A government shutdown typically doesn’t hurt the stock market, history shows


As a government shutdown seems more and more imminent, investors are pondering what it will do to the stock market. If history is any guide, the answer is: nothing.

In the previous 20 shutdowns going back to 1976, stock prices have rarely moved significantly lower and in fact, they have posted a flat median return during the government closures, according to data from LPL Financial Research.

“Although shutdowns get a lot of media hype, the reality is that stocks tend to take them in stride. In fact, the S&P 500 has gained during each of the five previous shutdowns,” said Ryan Detrick, LPL’s senior market strategist.

The U.S. Senate on Wednesday approved funds for several federal agencies to keep them operating through Feb. 8 without the $5 billion to build a wall on the U.S.-Mexico border that President Donald Trump had demanded.

Trump on Friday warned of a “very long” closure if lawmakers do not approve money for the wall.

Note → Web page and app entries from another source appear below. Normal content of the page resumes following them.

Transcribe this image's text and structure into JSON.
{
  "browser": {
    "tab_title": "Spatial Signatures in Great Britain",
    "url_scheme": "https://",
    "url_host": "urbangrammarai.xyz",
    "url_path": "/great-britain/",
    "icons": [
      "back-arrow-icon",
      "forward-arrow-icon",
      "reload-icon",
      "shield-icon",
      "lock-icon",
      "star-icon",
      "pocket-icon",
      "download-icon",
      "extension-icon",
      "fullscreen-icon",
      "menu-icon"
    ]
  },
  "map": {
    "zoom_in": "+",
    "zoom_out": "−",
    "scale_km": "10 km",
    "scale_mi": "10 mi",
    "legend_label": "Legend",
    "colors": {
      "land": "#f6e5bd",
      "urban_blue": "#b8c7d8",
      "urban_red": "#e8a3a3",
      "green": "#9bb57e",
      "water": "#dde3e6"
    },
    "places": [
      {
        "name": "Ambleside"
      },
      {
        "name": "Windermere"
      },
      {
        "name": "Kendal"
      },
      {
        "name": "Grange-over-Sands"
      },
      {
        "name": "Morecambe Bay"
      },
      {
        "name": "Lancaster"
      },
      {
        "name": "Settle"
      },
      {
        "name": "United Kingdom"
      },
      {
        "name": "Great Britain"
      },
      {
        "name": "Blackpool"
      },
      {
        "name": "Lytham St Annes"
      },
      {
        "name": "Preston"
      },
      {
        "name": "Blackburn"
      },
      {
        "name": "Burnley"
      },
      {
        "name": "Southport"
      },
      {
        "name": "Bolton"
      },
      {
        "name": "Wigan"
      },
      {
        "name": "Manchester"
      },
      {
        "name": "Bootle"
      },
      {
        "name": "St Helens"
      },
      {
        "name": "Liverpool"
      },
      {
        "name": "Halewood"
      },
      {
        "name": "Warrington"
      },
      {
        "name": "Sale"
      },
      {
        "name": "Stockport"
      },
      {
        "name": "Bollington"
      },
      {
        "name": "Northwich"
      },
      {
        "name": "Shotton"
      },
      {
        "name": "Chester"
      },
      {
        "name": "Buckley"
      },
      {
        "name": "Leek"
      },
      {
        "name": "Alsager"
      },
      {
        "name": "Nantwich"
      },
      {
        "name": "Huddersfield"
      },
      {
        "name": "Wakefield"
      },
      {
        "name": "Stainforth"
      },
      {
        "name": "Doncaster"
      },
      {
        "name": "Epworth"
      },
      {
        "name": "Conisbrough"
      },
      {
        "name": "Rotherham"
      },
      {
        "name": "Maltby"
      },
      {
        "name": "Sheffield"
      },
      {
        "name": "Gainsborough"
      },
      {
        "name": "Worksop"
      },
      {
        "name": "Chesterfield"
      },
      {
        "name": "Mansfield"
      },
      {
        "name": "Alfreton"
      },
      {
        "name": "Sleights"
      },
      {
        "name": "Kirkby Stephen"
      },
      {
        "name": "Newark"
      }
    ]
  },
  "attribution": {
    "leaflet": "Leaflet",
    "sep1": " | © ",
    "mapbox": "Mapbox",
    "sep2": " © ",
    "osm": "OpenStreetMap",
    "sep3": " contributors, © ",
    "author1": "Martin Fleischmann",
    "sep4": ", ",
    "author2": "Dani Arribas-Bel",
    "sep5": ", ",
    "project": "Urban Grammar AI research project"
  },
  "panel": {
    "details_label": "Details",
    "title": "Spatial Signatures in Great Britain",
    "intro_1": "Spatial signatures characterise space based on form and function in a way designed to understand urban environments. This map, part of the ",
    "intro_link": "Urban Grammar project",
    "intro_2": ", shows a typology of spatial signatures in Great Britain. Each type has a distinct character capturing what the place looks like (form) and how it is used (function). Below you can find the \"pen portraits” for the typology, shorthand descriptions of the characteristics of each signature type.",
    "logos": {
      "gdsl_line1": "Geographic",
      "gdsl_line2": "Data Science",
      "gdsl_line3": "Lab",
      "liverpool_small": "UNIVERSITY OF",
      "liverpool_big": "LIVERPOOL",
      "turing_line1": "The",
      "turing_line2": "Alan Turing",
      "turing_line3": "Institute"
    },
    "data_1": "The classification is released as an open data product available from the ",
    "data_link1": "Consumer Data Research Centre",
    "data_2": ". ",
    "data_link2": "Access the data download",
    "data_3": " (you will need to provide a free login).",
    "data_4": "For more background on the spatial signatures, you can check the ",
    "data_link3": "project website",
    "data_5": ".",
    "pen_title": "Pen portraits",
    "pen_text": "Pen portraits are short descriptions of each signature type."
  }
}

The stock market has had a tough week with the S&P 500 down about 1.5 percent on Thursday and 5 percent week to date, but Thursday’s steep sell-off had little to do with the shutdown fears, traders previously told CNBC.

Instead, the stock market’s underperformance came from the Federal Reserve’s decision on Wednesday to hike interest rates and let its massive balance sheet shrink at the current pace. Many market participants had hoped the central bank would slow its pace of rate hikes more quickly, and they worry the Fed is slowing the economy too fast with its balance sheet reduction.